For example, recursive splicing must now be taken into account when evaluating mutations that disrupt gene expression and produce a dysfunctional or non-functional protein.
"Current data indicate that at least 15 percent of disease-causing mutations occur at standard signals where intron removal takes place through direct splicing. Mutations at recursive splice sites may cause additional diseases, but until now we haven't looked for them."
Knowledge of recursive splicing also will help investigators predict structures of genes that span large intervals of DNA, Lopez said.
Recursive splicing relies on the unusual activity of a ratchetting point, a pattern of chemical groups (nucleotides) previously discovered within the genome by Lopez. One end of a ratchetting point contains a sequence of nucleotides similar to the signal normally found at the beginning of an intron. This signal is juxtaposed with another sequence like that normally found at the end of an intron. Such a unique pairing allows a ratchetting point to function sequentially as an acceptor for splicing to an upstream exon and then as a donor for splicing to the next downstream ratchetting point or exon. As the process goes from ratchetting point to ratchetting point, small signature loops of RNA called lariats are released from the intron. Repeated over and over, recursive splicing eventually binds, or ligates, two distant exons.

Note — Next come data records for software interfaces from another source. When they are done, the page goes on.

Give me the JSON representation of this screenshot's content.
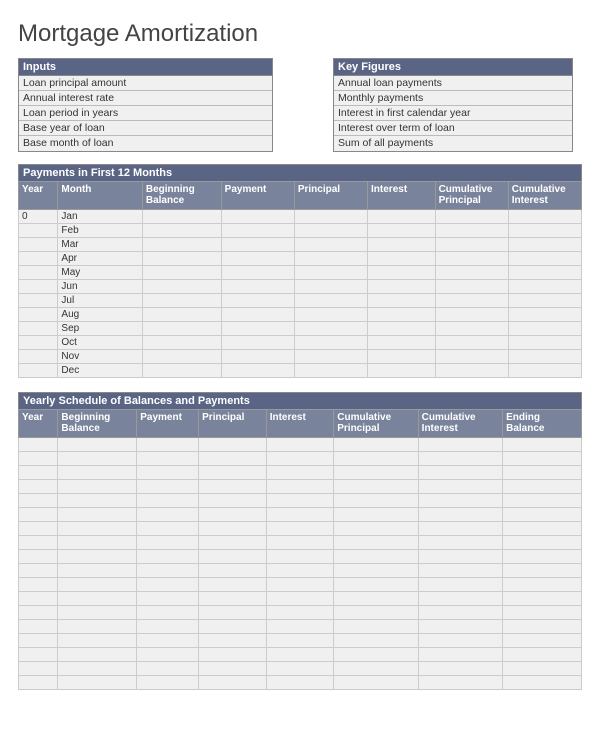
{
  "title": "Mortgage Amortization",
  "inputs": {
    "header": "Inputs",
    "rows": [
      "Loan principal amount",
      "Annual interest rate",
      "Loan period in years",
      "Base year of loan",
      "Base month of loan"
    ]
  },
  "keyFigures": {
    "header": "Key Figures",
    "rows": [
      "Annual loan payments",
      "Monthly payments",
      "Interest in first calendar year",
      "Interest over term of loan",
      "Sum of all payments"
    ]
  },
  "paymentsSection": {
    "header": "Payments in First 12 Months",
    "columns": [
      "Year",
      "Month",
      "Beginning Balance",
      "Payment",
      "Principal",
      "Interest",
      "Cumulative Principal",
      "Cumulative Interest"
    ],
    "rows": [
      {
        "year": "0",
        "month": "Jan"
      },
      {
        "year": "",
        "month": "Feb"
      },
      {
        "year": "",
        "month": "Mar"
      },
      {
        "year": "",
        "month": "Apr"
      },
      {
        "year": "",
        "month": "May"
      },
      {
        "year": "",
        "month": "Jun"
      },
      {
        "year": "",
        "month": "Jul"
      },
      {
        "year": "",
        "month": "Aug"
      },
      {
        "year": "",
        "month": "Sep"
      },
      {
        "year": "",
        "month": "Oct"
      },
      {
        "year": "",
        "month": "Nov"
      },
      {
        "year": "",
        "month": "Dec"
      }
    ]
  },
  "yearlySection": {
    "header": "Yearly Schedule of Balances and Payments",
    "columns": [
      "Year",
      "Beginning Balance",
      "Payment",
      "Principal",
      "Interest",
      "Cumulative Principal",
      "Cumulative Interest",
      "Ending Balance"
    ],
    "rowCount": 18
  }
}
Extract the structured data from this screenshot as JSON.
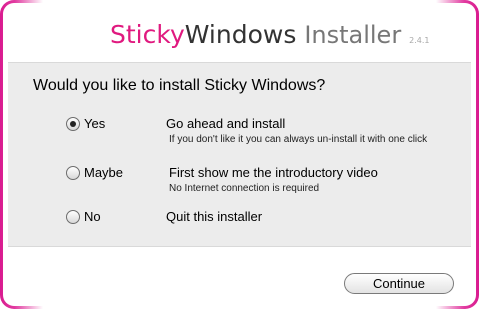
{
  "header": {
    "title_sticky": "Sticky",
    "title_windows": "Windows",
    "title_installer": "Installer",
    "version": "2.4.1"
  },
  "question": "Would you like to install Sticky Windows?",
  "options": [
    {
      "label": "Yes",
      "selected": true,
      "description": "Go ahead and install",
      "subtext": "If you don't like it you can always un-install it with one click"
    },
    {
      "label": "Maybe",
      "selected": false,
      "description": "First show me the introductory video",
      "subtext": "No Internet connection is required"
    },
    {
      "label": "No",
      "selected": false,
      "description": "Quit this installer",
      "subtext": ""
    }
  ],
  "footer": {
    "continue_label": "Continue"
  },
  "colors": {
    "brand": "#e0197f",
    "panel": "#ececec"
  }
}
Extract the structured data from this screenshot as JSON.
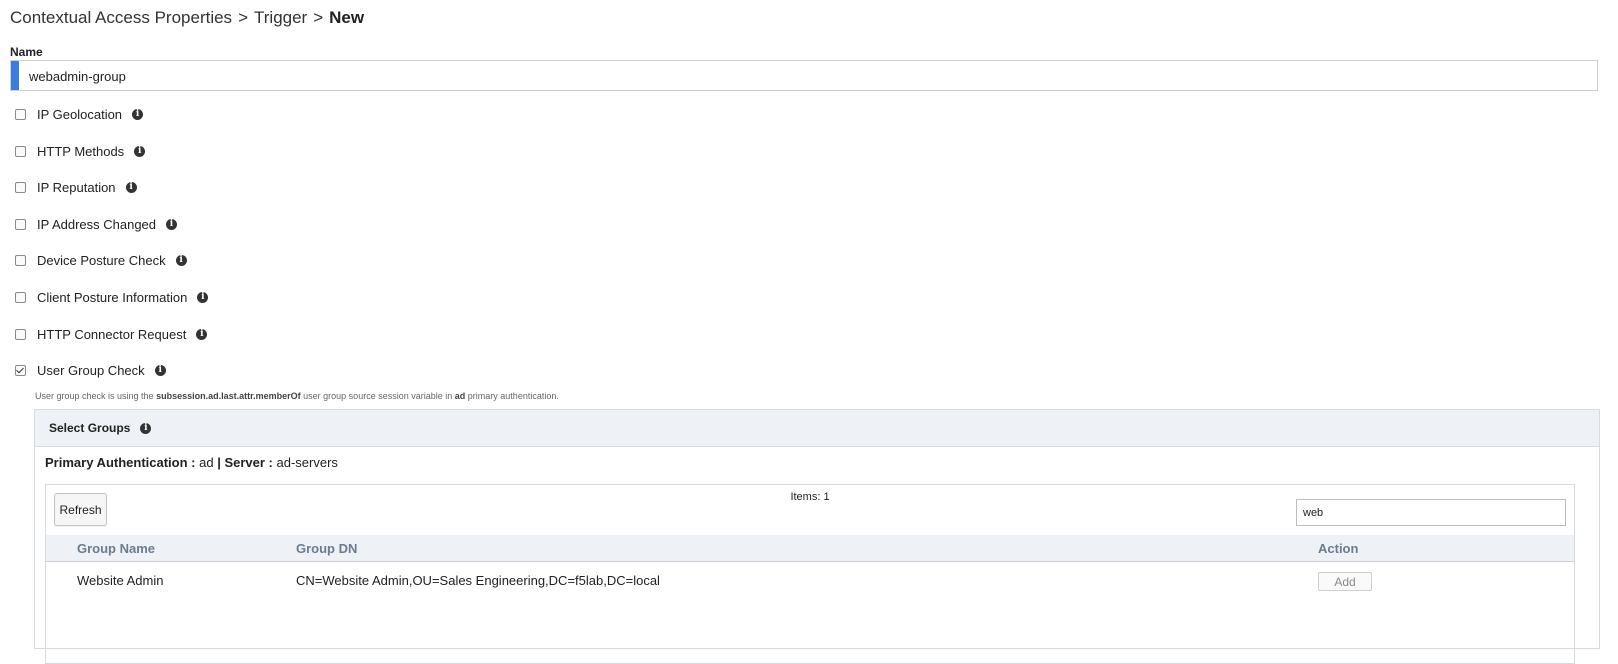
{
  "breadcrumb": {
    "part1": "Contextual Access Properties",
    "sep": ">",
    "part2": "Trigger",
    "current": "New"
  },
  "name_field": {
    "label": "Name",
    "value": "webadmin-group"
  },
  "options": [
    {
      "label": "IP Geolocation",
      "checked": false
    },
    {
      "label": "HTTP Methods",
      "checked": false
    },
    {
      "label": "IP Reputation",
      "checked": false
    },
    {
      "label": "IP Address Changed",
      "checked": false
    },
    {
      "label": "Device Posture Check",
      "checked": false
    },
    {
      "label": "Client Posture Information",
      "checked": false
    },
    {
      "label": "HTTP Connector Request",
      "checked": false
    },
    {
      "label": "User Group Check",
      "checked": true
    }
  ],
  "info_glyph": "i",
  "note": {
    "pre": "User group check is using the",
    "variable": "subsession.ad.last.attr.memberOf",
    "mid": "user group source session variable in",
    "source": "ad",
    "post": "primary authentication."
  },
  "select_groups": {
    "title": "Select Groups",
    "primary_auth_label": "Primary Authentication :",
    "primary_auth_value": "ad",
    "separator": "|",
    "server_label": "Server :",
    "server_value": "ad-servers",
    "items_text": "Items: 1",
    "refresh_label": "Refresh",
    "search_value": "web",
    "columns": {
      "name": "Group Name",
      "dn": "Group DN",
      "action": "Action"
    },
    "rows": [
      {
        "name": "Website Admin",
        "dn": "CN=Website Admin,OU=Sales Engineering,DC=f5lab,DC=local",
        "action": "Add"
      }
    ]
  }
}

Lopez's team developed molecular tools to analyze the lariats released from any intron during splicing in vivo. In his analyses, he found that the production of recursive lariats greatly exceeded that of direct lariats, indicating that recursive splicing is the predominant processing pathway for long introns. Lopez combined these experimental data with computational and phylogenetic analyses of several fruitfly and oth
Source:Carnegie Mellon University